## Problem requirements
Look over the material below and count the lines that include "messages". Give only the total.
Start of Records to process
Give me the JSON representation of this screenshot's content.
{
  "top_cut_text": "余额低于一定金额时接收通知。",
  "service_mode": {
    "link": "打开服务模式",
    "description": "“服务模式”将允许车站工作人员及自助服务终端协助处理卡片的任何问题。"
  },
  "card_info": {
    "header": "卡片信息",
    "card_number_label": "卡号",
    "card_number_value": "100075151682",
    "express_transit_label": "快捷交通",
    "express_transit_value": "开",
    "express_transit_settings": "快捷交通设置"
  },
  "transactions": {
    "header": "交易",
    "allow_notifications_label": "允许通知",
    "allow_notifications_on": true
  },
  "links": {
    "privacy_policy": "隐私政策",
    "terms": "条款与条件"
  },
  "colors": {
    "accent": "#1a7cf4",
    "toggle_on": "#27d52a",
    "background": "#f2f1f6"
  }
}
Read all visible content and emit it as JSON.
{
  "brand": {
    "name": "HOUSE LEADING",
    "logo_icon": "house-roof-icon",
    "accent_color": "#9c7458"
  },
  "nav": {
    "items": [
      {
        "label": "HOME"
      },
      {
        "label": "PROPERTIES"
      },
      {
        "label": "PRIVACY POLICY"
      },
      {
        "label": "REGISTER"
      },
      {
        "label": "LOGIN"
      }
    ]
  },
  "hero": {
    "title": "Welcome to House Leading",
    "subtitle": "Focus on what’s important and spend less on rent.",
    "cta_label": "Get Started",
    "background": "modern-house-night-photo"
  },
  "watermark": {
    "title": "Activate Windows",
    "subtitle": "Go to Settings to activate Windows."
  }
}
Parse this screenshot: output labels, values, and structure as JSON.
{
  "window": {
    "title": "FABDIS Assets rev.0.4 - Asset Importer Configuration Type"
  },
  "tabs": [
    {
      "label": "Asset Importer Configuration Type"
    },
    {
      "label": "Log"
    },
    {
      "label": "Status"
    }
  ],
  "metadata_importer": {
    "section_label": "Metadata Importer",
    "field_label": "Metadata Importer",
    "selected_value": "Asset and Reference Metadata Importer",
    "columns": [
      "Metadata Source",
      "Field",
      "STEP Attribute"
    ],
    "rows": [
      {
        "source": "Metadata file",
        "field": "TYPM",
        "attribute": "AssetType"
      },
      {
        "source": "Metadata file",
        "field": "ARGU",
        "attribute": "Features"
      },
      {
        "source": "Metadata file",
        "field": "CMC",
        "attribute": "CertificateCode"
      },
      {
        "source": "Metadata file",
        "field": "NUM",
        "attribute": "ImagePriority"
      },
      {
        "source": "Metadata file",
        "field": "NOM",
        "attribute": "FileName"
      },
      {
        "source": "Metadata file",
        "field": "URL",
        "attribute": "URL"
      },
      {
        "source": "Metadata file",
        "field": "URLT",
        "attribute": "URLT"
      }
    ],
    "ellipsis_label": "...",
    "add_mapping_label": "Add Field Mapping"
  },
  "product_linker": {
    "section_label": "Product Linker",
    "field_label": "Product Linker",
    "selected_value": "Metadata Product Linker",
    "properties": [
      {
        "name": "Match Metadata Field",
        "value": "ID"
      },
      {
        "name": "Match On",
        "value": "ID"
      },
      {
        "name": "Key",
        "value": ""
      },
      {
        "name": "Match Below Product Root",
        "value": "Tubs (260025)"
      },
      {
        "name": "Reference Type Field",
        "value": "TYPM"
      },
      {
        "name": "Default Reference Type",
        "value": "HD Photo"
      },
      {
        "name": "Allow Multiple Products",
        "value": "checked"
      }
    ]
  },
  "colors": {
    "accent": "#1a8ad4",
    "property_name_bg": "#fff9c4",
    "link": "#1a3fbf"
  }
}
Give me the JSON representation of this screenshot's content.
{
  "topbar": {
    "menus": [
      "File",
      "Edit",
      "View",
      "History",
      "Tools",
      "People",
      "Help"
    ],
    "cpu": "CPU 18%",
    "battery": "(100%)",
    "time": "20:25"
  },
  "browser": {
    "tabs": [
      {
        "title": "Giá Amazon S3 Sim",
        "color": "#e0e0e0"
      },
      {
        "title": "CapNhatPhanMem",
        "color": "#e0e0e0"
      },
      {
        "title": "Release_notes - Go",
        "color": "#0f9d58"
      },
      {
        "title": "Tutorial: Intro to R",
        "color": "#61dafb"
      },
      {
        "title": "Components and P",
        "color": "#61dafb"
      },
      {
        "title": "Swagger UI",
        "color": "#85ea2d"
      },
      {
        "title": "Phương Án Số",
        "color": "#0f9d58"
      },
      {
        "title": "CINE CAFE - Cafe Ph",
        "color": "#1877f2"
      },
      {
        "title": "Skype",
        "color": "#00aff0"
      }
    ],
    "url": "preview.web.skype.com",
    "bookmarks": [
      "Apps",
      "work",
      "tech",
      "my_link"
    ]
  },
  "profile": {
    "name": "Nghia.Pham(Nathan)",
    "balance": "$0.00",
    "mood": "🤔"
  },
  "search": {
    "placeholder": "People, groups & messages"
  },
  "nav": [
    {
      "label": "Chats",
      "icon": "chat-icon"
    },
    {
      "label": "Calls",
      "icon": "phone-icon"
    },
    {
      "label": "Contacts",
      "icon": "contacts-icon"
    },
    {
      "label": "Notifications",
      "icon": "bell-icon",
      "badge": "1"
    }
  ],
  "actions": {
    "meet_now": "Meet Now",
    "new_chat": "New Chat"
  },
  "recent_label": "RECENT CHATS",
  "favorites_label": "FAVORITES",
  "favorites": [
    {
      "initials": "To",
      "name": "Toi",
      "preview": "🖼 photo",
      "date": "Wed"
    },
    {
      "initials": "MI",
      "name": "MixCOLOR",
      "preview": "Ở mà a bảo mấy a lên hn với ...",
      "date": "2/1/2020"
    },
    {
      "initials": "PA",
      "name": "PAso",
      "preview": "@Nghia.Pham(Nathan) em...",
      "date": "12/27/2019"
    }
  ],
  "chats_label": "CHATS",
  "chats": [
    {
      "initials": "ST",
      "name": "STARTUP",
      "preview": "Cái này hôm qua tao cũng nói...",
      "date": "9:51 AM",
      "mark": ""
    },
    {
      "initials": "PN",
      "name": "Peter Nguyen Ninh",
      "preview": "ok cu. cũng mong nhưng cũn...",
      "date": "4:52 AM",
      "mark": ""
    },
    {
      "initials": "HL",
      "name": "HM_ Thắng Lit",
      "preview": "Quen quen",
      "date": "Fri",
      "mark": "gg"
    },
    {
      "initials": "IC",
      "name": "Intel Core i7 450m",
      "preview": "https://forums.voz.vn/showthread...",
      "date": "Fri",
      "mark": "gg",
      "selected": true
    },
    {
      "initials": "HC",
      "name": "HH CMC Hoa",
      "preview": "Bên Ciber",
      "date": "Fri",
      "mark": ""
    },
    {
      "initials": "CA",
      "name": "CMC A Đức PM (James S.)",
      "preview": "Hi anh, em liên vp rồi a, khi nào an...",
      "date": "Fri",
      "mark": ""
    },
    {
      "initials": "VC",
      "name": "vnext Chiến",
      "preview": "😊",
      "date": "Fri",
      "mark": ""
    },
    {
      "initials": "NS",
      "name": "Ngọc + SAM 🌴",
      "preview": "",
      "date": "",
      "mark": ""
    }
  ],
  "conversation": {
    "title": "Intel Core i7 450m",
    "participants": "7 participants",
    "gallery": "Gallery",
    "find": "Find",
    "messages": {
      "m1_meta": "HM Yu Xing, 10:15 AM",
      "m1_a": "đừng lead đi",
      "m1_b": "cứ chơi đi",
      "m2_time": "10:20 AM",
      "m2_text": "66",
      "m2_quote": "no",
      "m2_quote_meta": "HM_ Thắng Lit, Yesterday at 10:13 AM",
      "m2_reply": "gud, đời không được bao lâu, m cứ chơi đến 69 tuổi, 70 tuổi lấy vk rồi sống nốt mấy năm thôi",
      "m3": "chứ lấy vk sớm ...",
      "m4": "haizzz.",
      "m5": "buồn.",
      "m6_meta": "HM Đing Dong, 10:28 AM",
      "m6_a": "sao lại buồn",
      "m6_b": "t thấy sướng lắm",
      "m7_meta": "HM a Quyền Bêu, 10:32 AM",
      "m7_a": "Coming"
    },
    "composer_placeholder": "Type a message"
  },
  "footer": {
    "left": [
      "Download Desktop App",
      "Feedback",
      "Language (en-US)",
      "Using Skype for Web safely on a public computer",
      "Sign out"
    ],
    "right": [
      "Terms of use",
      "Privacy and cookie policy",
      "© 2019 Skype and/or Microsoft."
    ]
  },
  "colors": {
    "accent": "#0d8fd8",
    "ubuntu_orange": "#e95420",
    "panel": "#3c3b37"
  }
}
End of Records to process
## Reply to the task
2